Soybeans are naturally an excellent source of high quality soy protein, isoflavones, dietary fiber, potassium, folic acid, and other essential vitamins and minerals. Soybeans are a good source of essential fatty acids and contain no cholesterol and little or no saturated fat. Important bio-active components, including isoflavones in soybeans, are being studied in relationship to relieving menopausal symptoms, such as hot flashes, maintaining healthy bones, and preventing prostate, colorectal, and breast cancers.
Soybeans supply protein that provides all the essential amino acids needed for growth, similar to animal protein. In addition to its quality, scientists have found that soy protein may help reduce the risk of heart disease by lowering blood cholesterol and increasing the flexibility of blood vessels.
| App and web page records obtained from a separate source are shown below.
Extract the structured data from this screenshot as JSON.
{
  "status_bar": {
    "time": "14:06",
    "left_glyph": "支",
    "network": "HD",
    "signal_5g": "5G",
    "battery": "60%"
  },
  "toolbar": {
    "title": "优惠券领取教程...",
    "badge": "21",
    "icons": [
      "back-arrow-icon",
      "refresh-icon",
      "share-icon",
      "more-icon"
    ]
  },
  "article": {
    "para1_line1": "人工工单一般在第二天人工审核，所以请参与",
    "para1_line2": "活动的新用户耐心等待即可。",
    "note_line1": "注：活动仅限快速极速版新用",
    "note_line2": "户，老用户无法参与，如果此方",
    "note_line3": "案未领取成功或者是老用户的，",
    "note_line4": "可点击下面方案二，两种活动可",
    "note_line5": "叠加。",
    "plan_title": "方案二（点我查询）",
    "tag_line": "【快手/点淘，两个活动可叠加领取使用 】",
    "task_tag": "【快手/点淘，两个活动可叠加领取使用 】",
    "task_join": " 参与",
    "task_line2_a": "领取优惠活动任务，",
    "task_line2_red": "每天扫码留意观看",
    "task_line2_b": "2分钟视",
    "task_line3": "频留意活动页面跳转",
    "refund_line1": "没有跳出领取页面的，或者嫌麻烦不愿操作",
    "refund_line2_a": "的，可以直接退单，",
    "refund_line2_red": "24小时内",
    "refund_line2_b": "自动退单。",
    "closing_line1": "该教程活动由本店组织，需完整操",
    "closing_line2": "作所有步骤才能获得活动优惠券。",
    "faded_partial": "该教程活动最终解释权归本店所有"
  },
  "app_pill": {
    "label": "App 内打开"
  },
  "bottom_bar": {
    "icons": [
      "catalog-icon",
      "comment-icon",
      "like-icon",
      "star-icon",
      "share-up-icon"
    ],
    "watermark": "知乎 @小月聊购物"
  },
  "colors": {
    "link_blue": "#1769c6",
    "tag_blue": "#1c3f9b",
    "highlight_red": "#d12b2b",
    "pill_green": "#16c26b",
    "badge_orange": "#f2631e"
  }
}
The FDA has approved a health claim stating that “25 grams of soy protein in a daily diet low in saturated fat and cholesterol can help reduce total and LDL cholesterol that is moderately high to high.”
|Green soybeans½ c cooked||%Daily Value||Mature/yellow soybeans ½ c cooked||%Daily Value||Soy nuts¼ c plain||%Daily Value|
|Total Fat||6g||9%||8||12%||9 g||14%|
|Saturated Fat||0.5g||3%||0||0%||1 g||5%|
|Total Carbo-hydrates||10g||3%||8||2%||14 g||5%|
|Dietary Fiber||4g||16%||6||24%||4 g||16%|
|Folate||100 mcg||25%||46 mcg||12 %||88 mcg||22%|
|Source: USDA National Nutrient Database for Standard Reference Release 17|
|Average Total Isoflavones||49 mg||24mg||55 mg|
|Source: USDA-Iowa State University Database on the Isoflavone Content of Foods- 1999, USDA Nutrient Data Laboratory, Agricultural Research Service.|
|Exchanges 1 protein/1 starch • 2 protein/1 starch • 2 protein/2 starch
Source: Exchange List for Meal Planning, 2nd edition, 2002.
The American Diabetes Association / The American Dietetic Association